**BRIEF:**
All of the records below are to be copied exactly.
BEGIN
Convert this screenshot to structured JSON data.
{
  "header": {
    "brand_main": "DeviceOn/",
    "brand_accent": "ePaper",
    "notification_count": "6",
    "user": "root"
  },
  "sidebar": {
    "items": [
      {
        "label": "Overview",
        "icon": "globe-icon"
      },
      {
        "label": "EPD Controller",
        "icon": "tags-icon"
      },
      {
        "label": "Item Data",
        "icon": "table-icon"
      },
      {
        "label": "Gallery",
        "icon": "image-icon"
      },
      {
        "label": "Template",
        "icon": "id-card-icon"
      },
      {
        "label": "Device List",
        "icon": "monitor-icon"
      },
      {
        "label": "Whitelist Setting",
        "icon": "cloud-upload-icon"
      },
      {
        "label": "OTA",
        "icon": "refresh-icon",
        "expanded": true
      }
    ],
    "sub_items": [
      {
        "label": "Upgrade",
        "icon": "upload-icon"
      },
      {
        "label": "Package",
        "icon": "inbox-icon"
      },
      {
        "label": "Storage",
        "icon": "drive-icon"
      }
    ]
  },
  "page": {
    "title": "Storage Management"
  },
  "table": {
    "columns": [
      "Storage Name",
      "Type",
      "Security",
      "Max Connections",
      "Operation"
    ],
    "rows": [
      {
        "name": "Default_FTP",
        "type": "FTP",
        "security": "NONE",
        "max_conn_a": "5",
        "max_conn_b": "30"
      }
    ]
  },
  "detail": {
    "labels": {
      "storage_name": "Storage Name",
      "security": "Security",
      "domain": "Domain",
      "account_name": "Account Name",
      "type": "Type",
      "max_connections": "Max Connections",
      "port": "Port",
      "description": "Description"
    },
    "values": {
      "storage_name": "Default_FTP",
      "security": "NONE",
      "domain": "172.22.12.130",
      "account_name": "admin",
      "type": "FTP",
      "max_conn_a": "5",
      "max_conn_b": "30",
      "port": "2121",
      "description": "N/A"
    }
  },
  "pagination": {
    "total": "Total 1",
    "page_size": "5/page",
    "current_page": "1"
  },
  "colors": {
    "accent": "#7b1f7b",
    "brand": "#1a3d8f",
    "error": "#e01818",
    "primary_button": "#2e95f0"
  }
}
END
**OUTPUT FOR THIS EXERCISE:**
Convert this screenshot to structured JSON data.
{
  "header": {
    "brand_main": "DeviceOn/",
    "brand_accent": "ePaper",
    "notification_count": "6",
    "user": "root"
  },
  "sidebar": {
    "items": [
      {
        "label": "Overview",
        "icon": "globe-icon"
      },
      {
        "label": "EPD Controller",
        "icon": "tags-icon"
      },
      {
        "label": "Item Data",
        "icon": "table-icon"
      },
      {
        "label": "Gallery",
        "icon": "image-icon"
      },
      {
        "label": "Template",
        "icon": "id-card-icon"
      },
      {
        "label": "Device List",
        "icon": "monitor-icon"
      },
      {
        "label": "Whitelist Setting",
        "icon": "cloud-upload-icon"
      },
      {
        "label": "OTA",
        "icon": "refresh-icon",
        "expanded": true
      }
    ],
    "sub_items": [
      {
        "label": "Upgrade",
        "icon": "upload-icon"
      },
      {
        "label": "Package",
        "icon": "inbox-icon"
      },
      {
        "label": "Storage",
        "icon": "drive-icon"
      }
    ]
  },
  "page": {
    "title": "Storage Management"
  },
  "table": {
    "columns": [
      "Storage Name",
      "Type",
      "Security",
      "Max Connections",
      "Operation"
    ],
    "rows": [
      {
        "name": "Default_FTP",
        "type": "FTP",
        "security": "NONE",
        "max_conn_a": "5",
        "max_conn_b": "30"
      }
    ]
  },
  "detail": {
    "labels": {
      "storage_name": "Storage Name",
      "security": "Security",
      "domain": "Domain",
      "account_name": "Account Name",
      "type": "Type",
      "max_connections": "Max Connections",
      "port": "Port",
      "description": "Description"
    },
    "values": {
      "storage_name": "Default_FTP",
      "security": "NONE",
      "domain": "172.22.12.130",
      "account_name": "admin",
      "type": "FTP",
      "max_conn_a": "5",
      "max_conn_b": "30",
      "port": "2121",
      "description": "N/A"
    }
  },
  "pagination": {
    "total": "Total 1",
    "page_size": "5/page",
    "current_page": "1"
  },
  "colors": {
    "accent": "#7b1f7b",
    "brand": "#1a3d8f",
    "error": "#e01818",
    "primary_button": "#2e95f0"
  }
}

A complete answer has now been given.